Nevertheless, the government is now doubling down. According to Bloomberg, digital transactions on a range of goods and services, including insurance policies, train tickets, and gasoline, will be discounted, with the highest receiving a 10 percent break for using digital currency instead of physical cash.
India isn’t the first to push for a shift away from bank notes, of course, but what’s unique is that it’s happening by surprise government fiat. Some observers are skeptical that Modi will achieve his stated aim of cleaning up the country’s rampant “black economy,” where the wealthy are thought to hide their money and do business beyond the reach of the state. Since the declaration, India’s equivalent of the IRS has seized millions of dollars worth of cash in a series of raids. But the seizures don’t amount to much compared to the collapse of commerce that has occurred due to an ongoing shortage of cash.

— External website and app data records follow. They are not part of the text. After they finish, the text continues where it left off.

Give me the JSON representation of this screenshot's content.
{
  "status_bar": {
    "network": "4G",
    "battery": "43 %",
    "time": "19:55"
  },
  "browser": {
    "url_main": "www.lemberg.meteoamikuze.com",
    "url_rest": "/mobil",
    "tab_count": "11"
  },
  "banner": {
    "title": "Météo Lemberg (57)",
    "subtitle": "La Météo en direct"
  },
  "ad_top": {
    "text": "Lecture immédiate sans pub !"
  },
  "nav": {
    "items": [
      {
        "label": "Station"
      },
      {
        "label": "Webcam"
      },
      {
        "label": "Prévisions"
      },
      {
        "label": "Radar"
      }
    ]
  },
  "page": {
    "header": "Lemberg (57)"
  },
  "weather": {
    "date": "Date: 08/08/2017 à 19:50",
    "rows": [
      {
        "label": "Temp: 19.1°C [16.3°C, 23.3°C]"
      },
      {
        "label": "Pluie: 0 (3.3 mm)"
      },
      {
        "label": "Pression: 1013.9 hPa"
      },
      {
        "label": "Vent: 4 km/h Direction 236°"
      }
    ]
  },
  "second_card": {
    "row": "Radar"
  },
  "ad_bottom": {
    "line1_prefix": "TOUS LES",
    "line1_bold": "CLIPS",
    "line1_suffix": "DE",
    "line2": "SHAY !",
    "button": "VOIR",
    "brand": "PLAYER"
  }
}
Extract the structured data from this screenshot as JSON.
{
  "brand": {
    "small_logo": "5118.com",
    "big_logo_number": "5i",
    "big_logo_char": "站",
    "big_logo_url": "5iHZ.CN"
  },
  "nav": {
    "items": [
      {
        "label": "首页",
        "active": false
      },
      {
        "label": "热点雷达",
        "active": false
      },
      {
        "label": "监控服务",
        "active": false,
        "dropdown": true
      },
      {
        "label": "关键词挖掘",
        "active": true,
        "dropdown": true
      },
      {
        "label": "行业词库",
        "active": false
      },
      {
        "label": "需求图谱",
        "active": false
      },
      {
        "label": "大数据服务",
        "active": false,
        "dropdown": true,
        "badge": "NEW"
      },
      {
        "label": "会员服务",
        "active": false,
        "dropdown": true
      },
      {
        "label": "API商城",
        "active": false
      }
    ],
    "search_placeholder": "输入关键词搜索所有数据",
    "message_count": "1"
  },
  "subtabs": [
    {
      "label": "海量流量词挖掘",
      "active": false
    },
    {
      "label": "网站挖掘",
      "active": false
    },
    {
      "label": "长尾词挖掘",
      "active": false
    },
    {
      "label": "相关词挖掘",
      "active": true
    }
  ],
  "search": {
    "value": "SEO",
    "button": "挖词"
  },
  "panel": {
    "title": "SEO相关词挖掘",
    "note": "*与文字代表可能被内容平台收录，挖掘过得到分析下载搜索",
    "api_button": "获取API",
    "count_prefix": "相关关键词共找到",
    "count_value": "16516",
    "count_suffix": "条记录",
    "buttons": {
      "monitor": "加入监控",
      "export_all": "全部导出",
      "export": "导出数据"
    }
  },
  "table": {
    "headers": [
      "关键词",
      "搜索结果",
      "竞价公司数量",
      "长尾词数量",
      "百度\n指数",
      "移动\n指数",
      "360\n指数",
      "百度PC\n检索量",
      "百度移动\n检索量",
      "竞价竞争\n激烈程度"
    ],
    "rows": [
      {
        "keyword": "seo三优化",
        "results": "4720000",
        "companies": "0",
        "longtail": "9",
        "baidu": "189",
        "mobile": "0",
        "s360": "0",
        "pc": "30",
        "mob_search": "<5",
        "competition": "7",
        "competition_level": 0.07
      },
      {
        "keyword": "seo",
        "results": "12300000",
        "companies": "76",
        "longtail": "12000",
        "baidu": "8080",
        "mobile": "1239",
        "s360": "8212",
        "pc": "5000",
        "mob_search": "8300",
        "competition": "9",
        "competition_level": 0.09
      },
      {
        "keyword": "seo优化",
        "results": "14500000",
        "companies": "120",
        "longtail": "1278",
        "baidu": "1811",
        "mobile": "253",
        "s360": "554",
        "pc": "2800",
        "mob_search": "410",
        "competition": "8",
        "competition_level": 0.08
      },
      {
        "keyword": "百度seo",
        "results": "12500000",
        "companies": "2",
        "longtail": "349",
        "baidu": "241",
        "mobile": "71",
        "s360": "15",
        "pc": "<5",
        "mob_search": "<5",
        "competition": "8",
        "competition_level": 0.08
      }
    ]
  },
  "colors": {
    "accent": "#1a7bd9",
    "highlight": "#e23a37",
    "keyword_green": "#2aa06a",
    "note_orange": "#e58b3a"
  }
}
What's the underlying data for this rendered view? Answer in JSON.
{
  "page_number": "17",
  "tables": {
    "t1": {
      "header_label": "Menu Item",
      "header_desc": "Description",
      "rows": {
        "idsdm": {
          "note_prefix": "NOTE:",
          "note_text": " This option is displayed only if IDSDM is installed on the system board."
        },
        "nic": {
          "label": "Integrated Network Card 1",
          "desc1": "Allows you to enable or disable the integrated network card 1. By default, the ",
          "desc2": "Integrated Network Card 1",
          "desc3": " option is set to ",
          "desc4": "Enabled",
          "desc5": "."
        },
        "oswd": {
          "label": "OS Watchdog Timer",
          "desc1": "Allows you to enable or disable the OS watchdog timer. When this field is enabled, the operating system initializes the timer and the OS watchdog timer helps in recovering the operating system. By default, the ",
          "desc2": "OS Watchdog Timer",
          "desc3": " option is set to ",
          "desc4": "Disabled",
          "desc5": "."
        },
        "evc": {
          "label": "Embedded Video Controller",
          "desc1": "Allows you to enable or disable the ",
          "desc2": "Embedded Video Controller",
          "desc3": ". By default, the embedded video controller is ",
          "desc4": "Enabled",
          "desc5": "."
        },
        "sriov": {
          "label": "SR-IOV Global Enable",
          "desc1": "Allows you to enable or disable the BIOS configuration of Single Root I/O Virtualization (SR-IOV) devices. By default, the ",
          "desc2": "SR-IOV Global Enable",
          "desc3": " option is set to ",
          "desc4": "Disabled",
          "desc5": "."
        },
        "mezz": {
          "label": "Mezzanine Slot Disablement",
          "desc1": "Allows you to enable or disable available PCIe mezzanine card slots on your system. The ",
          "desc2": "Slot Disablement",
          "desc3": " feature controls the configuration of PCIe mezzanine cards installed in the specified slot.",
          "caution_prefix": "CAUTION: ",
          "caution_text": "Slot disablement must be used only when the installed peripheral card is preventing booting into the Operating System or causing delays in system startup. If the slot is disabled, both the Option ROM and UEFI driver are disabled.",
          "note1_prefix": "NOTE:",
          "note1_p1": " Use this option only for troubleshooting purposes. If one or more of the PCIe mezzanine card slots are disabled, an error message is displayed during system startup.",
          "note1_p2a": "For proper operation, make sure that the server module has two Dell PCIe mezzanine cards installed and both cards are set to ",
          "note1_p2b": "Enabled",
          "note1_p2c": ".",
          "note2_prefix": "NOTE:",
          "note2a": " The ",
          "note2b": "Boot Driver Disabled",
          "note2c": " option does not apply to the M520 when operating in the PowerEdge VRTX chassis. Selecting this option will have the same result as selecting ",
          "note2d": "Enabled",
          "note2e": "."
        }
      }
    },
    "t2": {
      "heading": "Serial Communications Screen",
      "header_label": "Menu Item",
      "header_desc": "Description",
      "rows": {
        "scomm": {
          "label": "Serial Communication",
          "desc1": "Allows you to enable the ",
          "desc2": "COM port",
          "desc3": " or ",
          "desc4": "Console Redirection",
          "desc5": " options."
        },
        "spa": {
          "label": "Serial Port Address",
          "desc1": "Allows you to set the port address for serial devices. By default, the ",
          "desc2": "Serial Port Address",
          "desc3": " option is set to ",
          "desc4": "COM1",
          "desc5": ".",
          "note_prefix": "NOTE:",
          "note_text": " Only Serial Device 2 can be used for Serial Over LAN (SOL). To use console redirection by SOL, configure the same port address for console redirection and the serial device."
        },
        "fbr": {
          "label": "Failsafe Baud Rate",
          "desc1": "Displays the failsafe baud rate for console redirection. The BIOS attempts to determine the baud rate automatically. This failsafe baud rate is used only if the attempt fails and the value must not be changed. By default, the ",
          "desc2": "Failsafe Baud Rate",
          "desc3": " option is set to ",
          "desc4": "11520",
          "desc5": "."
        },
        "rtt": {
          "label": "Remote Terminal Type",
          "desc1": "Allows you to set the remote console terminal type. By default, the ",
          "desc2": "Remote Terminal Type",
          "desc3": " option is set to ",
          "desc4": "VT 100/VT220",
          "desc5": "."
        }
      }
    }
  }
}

Some early winners are emerging. Local digital payment companies are doing a booming business—particularly Paytm, the country’s most popular service, where people are signing up at 14 times the normal rate. Bitcoin has surged in value, too, which looks like a direct result of a spike in activity in India.
Modi’s government is now scrambling to print new denominations of cash that will replace the voided ones, a process that is expected to take months. It’s unlikely that a subsidy for digital transactions will dull the pain of such a huge shift on its own. But it may mean that once the dust settles, more of the millions of people now experiencing digital money for the first time will decide that it’s better than dealing with dirty paper.
These weird virtual creatures evolve their bodies to solve problems
They show how intelligence and body plans are closely linked—and could unlock AI for robots.
Surgeons have successfully tested a pig’s kidney in a human patient
The test, in a brain-dead patient, was very short but represents a milestone in the long quest to use animal organs in human transplants.
Is everything in the world a little bit conscious?
The idea that consciousness is widespread is attractive to many for intellectual and, perhaps, also emotional
reasons. But can it be tested? Surprisingly, perhaps it can.
We reviewed three at-home covid tests. The results were mixed.
Over-the-counter coronavirus tests are finally available in the US. Some are more accurate and easier to use than others.
Get the latest updates from
MIT Technology Review
Discover special offers, top stories, upcoming events, and more.